* RECORDS SHOWN

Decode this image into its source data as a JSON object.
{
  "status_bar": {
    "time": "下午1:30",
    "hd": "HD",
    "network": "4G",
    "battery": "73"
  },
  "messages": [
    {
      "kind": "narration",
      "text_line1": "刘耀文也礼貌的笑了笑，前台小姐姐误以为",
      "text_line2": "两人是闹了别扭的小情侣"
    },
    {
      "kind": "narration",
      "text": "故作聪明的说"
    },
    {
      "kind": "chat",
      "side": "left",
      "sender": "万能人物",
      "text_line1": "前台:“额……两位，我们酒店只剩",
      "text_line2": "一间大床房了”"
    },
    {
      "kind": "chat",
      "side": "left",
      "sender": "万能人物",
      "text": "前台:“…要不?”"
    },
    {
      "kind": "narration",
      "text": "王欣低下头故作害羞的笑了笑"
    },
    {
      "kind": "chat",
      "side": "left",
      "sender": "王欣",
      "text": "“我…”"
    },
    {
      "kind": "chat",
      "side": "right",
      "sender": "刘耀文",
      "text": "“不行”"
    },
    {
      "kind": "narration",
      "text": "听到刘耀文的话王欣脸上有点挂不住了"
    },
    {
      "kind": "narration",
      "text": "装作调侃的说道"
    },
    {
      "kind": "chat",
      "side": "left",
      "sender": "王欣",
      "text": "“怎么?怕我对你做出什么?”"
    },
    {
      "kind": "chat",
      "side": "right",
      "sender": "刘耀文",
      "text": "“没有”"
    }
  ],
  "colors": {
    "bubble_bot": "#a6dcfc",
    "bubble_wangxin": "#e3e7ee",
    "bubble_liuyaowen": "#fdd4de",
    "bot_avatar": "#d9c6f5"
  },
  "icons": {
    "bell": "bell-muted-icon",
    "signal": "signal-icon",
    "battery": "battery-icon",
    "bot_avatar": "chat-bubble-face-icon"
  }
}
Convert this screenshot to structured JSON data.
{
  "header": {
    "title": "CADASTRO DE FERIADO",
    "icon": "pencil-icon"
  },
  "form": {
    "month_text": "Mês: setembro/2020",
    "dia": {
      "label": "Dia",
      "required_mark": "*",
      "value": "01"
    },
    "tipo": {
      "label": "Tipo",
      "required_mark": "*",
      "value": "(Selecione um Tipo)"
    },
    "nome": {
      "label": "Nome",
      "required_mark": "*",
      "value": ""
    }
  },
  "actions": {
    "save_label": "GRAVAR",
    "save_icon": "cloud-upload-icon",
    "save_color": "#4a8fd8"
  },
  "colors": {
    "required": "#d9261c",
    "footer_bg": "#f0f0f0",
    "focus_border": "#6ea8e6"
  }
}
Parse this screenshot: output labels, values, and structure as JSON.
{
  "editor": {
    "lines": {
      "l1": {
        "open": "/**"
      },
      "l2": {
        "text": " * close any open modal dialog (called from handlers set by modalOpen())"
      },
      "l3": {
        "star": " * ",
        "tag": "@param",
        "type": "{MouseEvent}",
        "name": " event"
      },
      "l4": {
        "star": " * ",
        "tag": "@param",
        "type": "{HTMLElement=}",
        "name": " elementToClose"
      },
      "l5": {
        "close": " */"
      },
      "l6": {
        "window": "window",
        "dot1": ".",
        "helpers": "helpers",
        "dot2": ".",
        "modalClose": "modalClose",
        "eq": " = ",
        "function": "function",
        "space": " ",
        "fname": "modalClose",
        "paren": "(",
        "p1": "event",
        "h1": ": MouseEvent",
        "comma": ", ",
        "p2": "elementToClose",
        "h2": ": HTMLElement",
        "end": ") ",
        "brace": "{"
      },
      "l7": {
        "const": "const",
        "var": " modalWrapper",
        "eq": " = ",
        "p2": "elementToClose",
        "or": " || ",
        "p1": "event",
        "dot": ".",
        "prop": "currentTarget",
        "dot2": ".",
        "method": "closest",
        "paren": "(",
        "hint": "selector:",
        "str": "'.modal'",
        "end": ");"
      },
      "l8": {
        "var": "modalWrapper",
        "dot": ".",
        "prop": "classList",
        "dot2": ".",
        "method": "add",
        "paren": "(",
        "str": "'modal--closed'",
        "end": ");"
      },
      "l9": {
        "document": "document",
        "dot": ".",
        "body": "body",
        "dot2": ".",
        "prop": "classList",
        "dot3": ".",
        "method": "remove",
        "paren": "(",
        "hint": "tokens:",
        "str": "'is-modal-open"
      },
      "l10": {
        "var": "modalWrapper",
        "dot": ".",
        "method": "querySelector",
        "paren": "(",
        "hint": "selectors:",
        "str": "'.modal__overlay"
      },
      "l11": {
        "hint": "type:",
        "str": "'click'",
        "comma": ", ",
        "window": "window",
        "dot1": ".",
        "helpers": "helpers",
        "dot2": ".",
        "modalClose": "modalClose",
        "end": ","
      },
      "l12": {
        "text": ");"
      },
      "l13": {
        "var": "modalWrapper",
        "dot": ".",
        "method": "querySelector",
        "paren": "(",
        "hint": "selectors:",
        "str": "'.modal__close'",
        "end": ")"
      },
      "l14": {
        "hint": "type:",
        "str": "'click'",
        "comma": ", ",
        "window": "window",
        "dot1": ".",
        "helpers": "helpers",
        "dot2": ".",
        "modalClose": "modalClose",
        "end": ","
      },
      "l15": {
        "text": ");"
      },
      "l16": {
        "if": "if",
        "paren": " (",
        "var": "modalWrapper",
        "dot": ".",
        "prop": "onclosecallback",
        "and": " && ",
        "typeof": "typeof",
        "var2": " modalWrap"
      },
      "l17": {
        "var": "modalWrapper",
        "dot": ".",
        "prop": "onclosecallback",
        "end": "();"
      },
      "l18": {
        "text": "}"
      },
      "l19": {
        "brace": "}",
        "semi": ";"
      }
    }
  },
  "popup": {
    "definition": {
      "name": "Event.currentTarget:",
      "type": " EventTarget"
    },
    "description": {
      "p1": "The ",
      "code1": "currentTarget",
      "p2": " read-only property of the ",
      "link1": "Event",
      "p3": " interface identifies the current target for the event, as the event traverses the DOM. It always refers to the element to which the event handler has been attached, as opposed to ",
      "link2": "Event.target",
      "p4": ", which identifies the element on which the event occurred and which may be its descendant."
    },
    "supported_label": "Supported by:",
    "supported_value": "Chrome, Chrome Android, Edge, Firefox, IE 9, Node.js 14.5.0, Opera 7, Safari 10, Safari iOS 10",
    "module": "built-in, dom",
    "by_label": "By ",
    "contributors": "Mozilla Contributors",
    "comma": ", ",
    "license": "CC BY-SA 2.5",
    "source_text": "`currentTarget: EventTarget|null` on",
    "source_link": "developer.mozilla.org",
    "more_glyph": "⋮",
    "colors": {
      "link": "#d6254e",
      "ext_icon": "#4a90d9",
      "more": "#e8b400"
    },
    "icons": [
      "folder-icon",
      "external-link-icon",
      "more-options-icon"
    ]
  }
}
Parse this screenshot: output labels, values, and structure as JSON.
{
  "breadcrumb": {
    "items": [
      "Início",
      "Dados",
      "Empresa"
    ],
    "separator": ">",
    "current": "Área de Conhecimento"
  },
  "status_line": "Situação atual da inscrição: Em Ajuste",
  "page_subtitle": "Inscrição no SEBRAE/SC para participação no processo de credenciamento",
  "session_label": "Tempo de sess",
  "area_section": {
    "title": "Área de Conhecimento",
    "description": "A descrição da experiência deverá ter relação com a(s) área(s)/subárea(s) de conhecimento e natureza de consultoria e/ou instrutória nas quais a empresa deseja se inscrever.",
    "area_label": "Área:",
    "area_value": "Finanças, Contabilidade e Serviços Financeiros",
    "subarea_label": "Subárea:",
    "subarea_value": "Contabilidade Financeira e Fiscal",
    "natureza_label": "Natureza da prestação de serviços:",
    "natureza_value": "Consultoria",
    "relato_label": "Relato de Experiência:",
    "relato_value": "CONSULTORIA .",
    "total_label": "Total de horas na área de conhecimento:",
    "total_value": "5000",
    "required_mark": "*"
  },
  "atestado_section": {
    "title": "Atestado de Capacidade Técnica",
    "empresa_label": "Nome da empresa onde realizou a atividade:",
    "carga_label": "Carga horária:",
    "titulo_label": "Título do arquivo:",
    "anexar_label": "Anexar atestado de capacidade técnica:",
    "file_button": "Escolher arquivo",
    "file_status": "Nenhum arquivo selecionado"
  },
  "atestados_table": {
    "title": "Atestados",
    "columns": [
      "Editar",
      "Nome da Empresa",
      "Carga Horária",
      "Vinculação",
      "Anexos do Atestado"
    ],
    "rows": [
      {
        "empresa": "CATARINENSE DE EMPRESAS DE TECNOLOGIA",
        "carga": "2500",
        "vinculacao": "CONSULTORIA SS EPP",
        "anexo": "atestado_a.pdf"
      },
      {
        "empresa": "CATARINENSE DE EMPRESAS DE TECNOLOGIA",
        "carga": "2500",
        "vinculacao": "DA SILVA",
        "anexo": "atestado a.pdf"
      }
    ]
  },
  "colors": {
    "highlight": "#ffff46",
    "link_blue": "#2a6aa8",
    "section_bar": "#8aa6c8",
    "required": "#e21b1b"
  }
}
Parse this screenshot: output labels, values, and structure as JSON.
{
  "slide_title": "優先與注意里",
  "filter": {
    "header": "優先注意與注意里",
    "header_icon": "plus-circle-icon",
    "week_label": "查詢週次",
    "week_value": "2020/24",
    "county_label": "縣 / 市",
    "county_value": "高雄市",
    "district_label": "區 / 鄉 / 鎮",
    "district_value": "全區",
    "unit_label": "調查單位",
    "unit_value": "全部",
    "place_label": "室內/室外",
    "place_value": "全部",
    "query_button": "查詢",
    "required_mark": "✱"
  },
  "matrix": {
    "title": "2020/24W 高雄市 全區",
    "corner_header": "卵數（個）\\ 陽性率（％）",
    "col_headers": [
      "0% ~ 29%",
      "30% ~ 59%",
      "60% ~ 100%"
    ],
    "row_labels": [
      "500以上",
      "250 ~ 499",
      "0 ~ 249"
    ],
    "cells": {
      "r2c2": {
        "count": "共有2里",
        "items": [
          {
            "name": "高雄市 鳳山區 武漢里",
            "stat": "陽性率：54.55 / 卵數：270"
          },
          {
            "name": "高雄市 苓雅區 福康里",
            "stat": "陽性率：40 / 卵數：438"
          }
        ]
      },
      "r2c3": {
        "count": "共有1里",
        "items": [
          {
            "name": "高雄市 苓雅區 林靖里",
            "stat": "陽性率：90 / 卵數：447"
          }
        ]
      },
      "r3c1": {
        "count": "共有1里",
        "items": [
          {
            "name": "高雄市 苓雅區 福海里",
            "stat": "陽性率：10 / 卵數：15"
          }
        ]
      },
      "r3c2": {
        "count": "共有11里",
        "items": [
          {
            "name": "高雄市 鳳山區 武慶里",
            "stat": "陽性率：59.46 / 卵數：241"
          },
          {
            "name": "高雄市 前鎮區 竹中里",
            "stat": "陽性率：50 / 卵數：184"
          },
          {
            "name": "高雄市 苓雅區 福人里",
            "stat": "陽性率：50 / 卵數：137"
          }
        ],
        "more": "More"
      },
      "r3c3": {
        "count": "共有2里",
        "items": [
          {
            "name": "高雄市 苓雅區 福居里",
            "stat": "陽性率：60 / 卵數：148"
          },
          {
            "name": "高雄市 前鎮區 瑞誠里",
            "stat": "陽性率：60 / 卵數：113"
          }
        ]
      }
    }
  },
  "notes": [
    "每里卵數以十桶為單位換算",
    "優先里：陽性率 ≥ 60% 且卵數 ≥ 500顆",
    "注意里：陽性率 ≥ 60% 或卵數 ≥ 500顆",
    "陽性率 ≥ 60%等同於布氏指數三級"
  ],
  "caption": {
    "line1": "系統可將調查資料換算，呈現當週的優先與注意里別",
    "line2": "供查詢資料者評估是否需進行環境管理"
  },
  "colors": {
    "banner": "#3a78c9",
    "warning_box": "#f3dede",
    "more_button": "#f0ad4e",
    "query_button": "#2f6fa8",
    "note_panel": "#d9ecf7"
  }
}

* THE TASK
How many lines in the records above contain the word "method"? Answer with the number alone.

* OUTPUT FOR THIS EXERCISE
5